Camber Sands. It's winter and the sunrise is late enough for me to clamber over the dunes to walk on the beach at dawn. At low tide, a vast expanse of emptiness and solitude stretches from the dunes to the distant murmur of the sea. I'm the first to leave my footprints in the sand, which has been scoured clean of all signs of human presence by the withdrawing tide. I find myself repeating a rhyme we used to write in one another's autograph books when we were children:
Your life lies before you
like a path of untrodden snow.
Be careful how you tread it
for every step will show.
The words of that childhood rhyme often loop through my mind as I walk. Last year we had snow and the beach was covered with untrodden snow until I left my footprints there.
But time isn't like a beach swept clean by the tide or a field of untrodden snow. By the time we're old enough to write in autograph books, we've left a long trail of footprints behind us and we've already made many detours, navigated around many obstacles and struggled along overgrown paths, gathering scars and bruises along the way. The footprints we leave are a Rorschach test—patterns that appear different every time we look, revealing who we are only with hindsight, and seldom retaining their meaning long enough for us to write it down. The progress made in one direction is reversed by the difficulties we encounter further on. Here is lightest footfall of a dancing year, and there the dragging shuffle of a year of sorrows.
Do we inhabit time or does time inhabit us? Does time even exist in any meaningful sense? Quantum physicists say not. We are, says Carlo Rovelli, “stories, contained within the twenty complicated centimeters behind our eyes, lines drawn by traces left by the (re)mingling together of things in the world, and orientated towards predicting events in the future, towards the direction of increasing entropy, in a rather particular corner of this immense, chaotic universe.” (pp. 163-164)
We tell our stories by constantly drawing maps to make it look as if our meandering footprints are purposeful and going in a direction that we choose and control, but the maps keep disappearing. They must be redrawn with each unexpected event and every change in circumstance. Only those who come after us can complete our stories, for our final footprints lead to the edge of the incoming tide and vanish into mystery. Each one who knew us will tell a different story. We'll survive in many different versions of ourselves. That's why we the living must honour our beloved dead and tell their stories well, hoping that others will do the same for us.
I think of another poem about footprints, popular with some Christians:
One night I had a dream…
I dreamed I was walking along the beach with the Lord, and Across the sky flashed scenes from my life. For each scene I noticed two sets of footprints in the sand; One belonged to me, and the other to the Lord. When the last scene of my life flashed before us, I looked back at the footprints in the sand. I noticed that many times along the path of my life, There was only one set of footprints.
I also noticed that it happened at the very lowest and saddest times in my life This really bothered me, and I questioned the Lord about it. “Lord, you said that once I decided to follow you, You would walk with me all the way; But I have noticed that during the most troublesome times in my life, There is only one set of footprints. I don’t understand why in times when I needed you the most, you should leave me.

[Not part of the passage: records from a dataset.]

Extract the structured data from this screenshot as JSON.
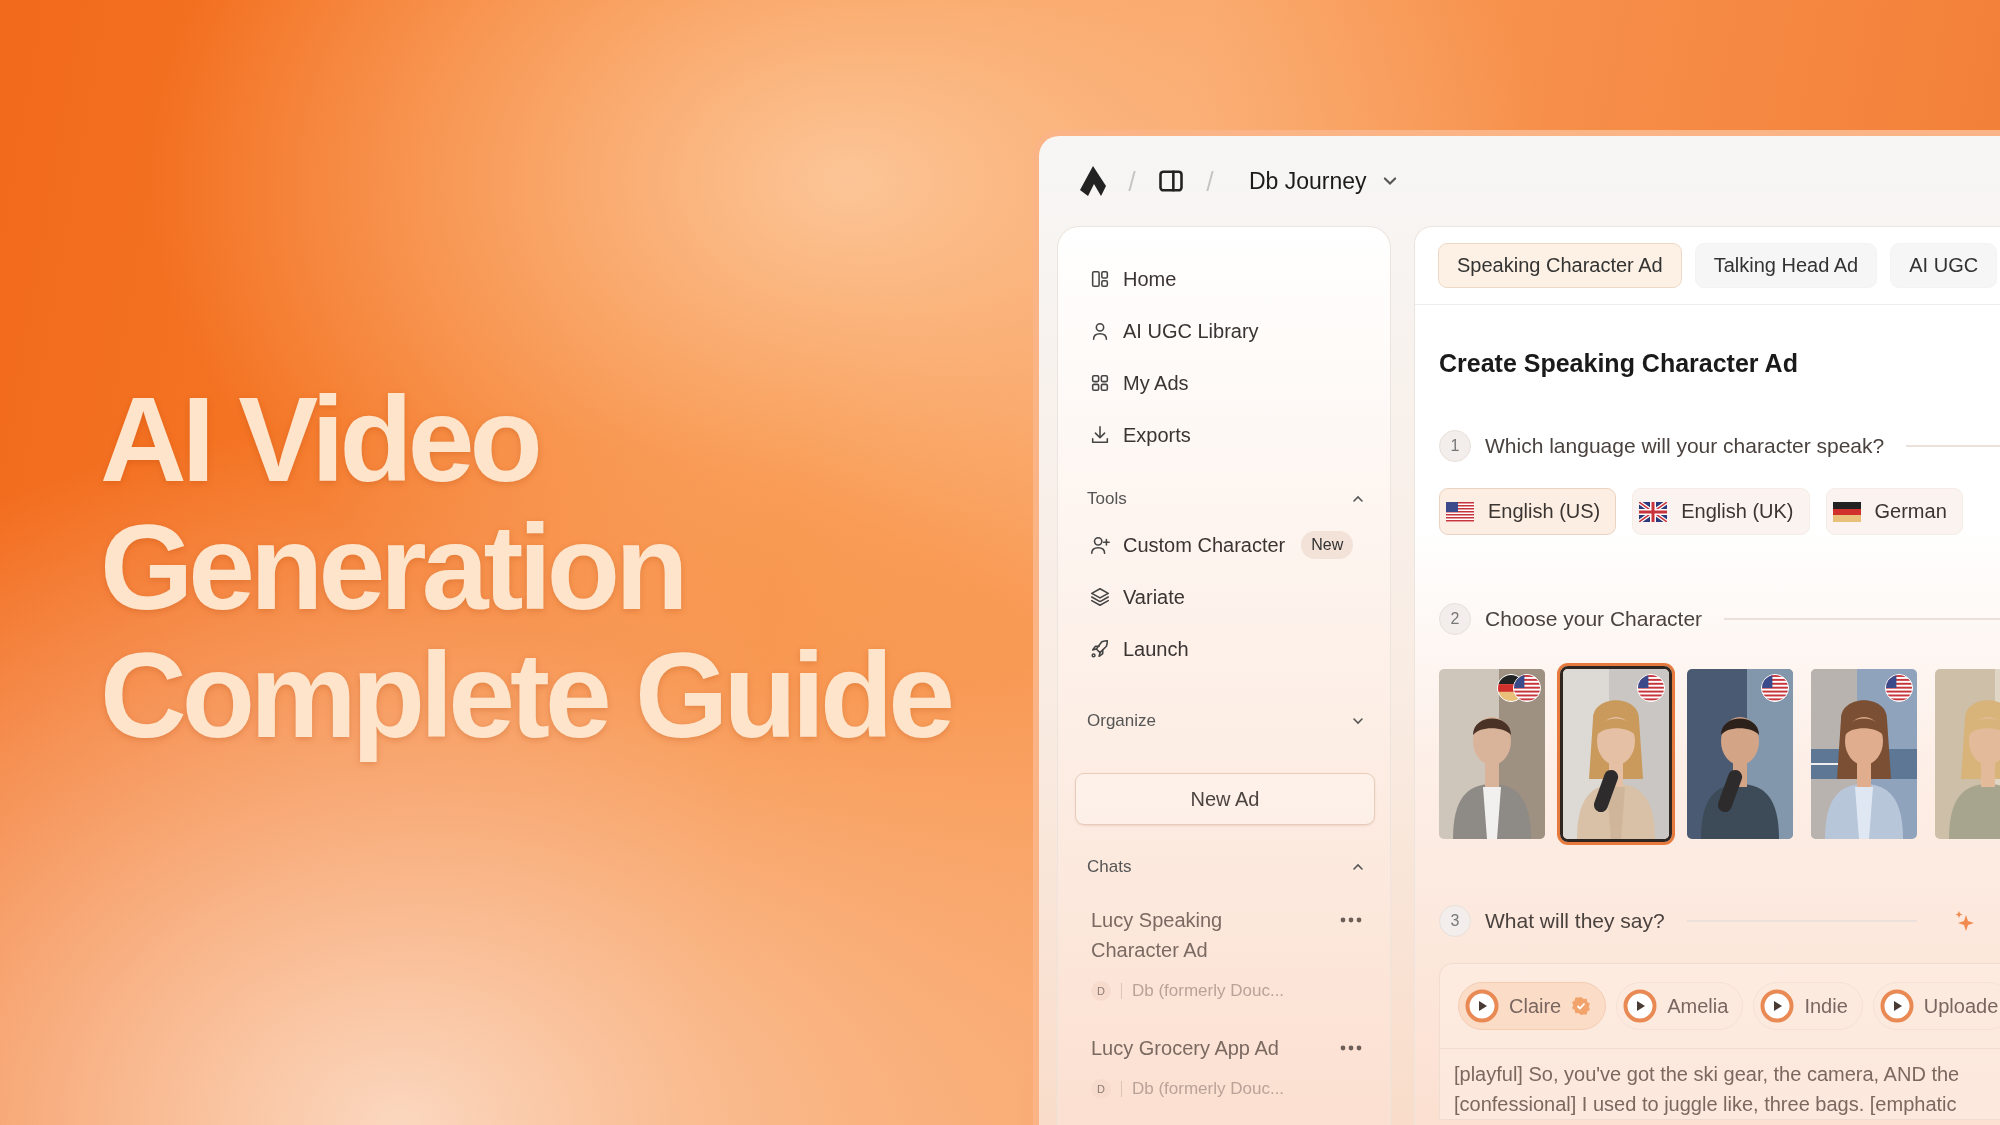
{
  "headline": [
    "AI Video",
    "Generation",
    "Complete Guide"
  ],
  "header": {
    "breadcrumb": "Db Journey"
  },
  "sidebar": {
    "nav": [
      {
        "label": "Home",
        "kind": "home"
      },
      {
        "label": "AI UGC Library",
        "kind": "person"
      },
      {
        "label": "My Ads",
        "kind": "grid"
      },
      {
        "label": "Exports",
        "kind": "download"
      }
    ],
    "sections": [
      {
        "title": "Tools",
        "expanded": true,
        "items": [
          {
            "label": "Custom Character",
            "kind": "person-plus",
            "badge": "New"
          },
          {
            "label": "Variate",
            "kind": "layers"
          },
          {
            "label": "Launch",
            "kind": "rocket"
          }
        ]
      },
      {
        "title": "Organize",
        "expanded": false
      }
    ],
    "new_button": "New Ad",
    "chats": {
      "title": "Chats",
      "expanded": true,
      "items": [
        {
          "title": "Lucy Speaking Character Ad",
          "avatar": "D",
          "workspace": "Db (formerly Douc..."
        },
        {
          "title": "Lucy Grocery App Ad",
          "avatar": "D",
          "workspace": "Db (formerly Douc..."
        }
      ]
    }
  },
  "main": {
    "tabs": [
      {
        "label": "Speaking Character Ad",
        "selected": true
      },
      {
        "label": "Talking Head Ad",
        "selected": false
      },
      {
        "label": "AI UGC",
        "selected": false
      }
    ],
    "title": "Create Speaking Character Ad",
    "language_step": {
      "number": "1",
      "question": "Which language will your character speak?",
      "languages": [
        {
          "label": "English (US)",
          "kind": "us",
          "selected": true
        },
        {
          "label": "English (UK)",
          "kind": "uk",
          "selected": false
        },
        {
          "label": "German",
          "kind": "de",
          "selected": false
        }
      ]
    },
    "character_step": {
      "number": "2",
      "question": "Choose your Character",
      "characters": [
        {
          "kind": "picture",
          "badges": [
            {
              "kind": "de"
            },
            {
              "kind": "us"
            }
          ],
          "selected": false
        },
        {
          "kind": "picture",
          "badges": [
            {
              "kind": "us"
            }
          ],
          "selected": true
        },
        {
          "kind": "picture",
          "badges": [
            {
              "kind": "us"
            }
          ],
          "selected": false
        },
        {
          "kind": "picture",
          "badges": [
            {
              "kind": "us"
            }
          ],
          "selected": false
        },
        {
          "kind": "picture",
          "selected": false
        }
      ]
    },
    "script_step": {
      "number": "3",
      "question": "What will they say?",
      "voices": [
        {
          "name": "Claire",
          "selected": true,
          "verified": true
        },
        {
          "name": "Amelia",
          "selected": false,
          "verified": false
        },
        {
          "name": "Indie",
          "selected": false,
          "verified": false
        },
        {
          "name": "Uploade",
          "selected": false,
          "verified": false
        }
      ],
      "script": [
        "[playful] So, you've got the ski gear, the camera, AND the",
        "[confessional] I used to juggle like, three bags. [emphatic"
      ]
    }
  }
}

The Lord replied, “My precious, precious child. I love you, and I would never, never leave you during your times of trial and suffering. When you saw only one set of footprints, It was then that I carried you.
I've never liked that kitschy reflection, which isn't really a poem at all. I haven't felt carried by the Lord in dark times, nor have I seen those parallel footsteps alongside mine. I suspect my faith is rather small (though I'm not sure how one measures these things since mountains don't really move), but I have hope and it's that which enables me to protect my small and fragile faith from the batterings of despair.
I think of Etty Hillesum, who wrote in her diary on 12th July, 1942, a year and a half before she was killed in Auschwitz:
I shall try to help You, God, to stop my strength ebbing away, though I cannot vouch for it in advance. But one thing is becoming increasingly clear to me: that You cannot help us, that we must help You to help ourselves. And that is all we can manage these days and also all that really matters: that we safeguard that little piece of You, God, in ourselves. And perhaps in others as well. Alas, there doesn't seem to be much You Yourself can do about our circumstances, about our lives. Neither do I hold You responsible. You cannot help us, but we must help You and defend Your dwelling place inside us to the last. (p. 218)
I'm more able to relate to that sense of us carrying a vulnerable and dependent God, than to the infantilizing desire to be carried like a child. They say our sense of God is shaped by our experience of fatherhood if we were taught to regard God as Our Father. That's true for Christians, though not for Muslims and Jews who are less patriarchal in their theology.
I never doubted that my father loved me, but he was a complex and vulnerable man who died too soon of self-neglect through cigarettes and alcohol. I think in childhood I more often felt that emotionally I was carrying my father than that he was carrying me, but it was a burden of loving care and concern as well as fretful anxieties and tears.
One day, I want to tell his story and tell it well, but until then I'll close with a poem-prayer which we found written out in his handwriting on top of his papers the day he died. Here is a version he would have loved, because he loved romance, and music, and beautiful endings. It's a good way to step out hopefully into a new year: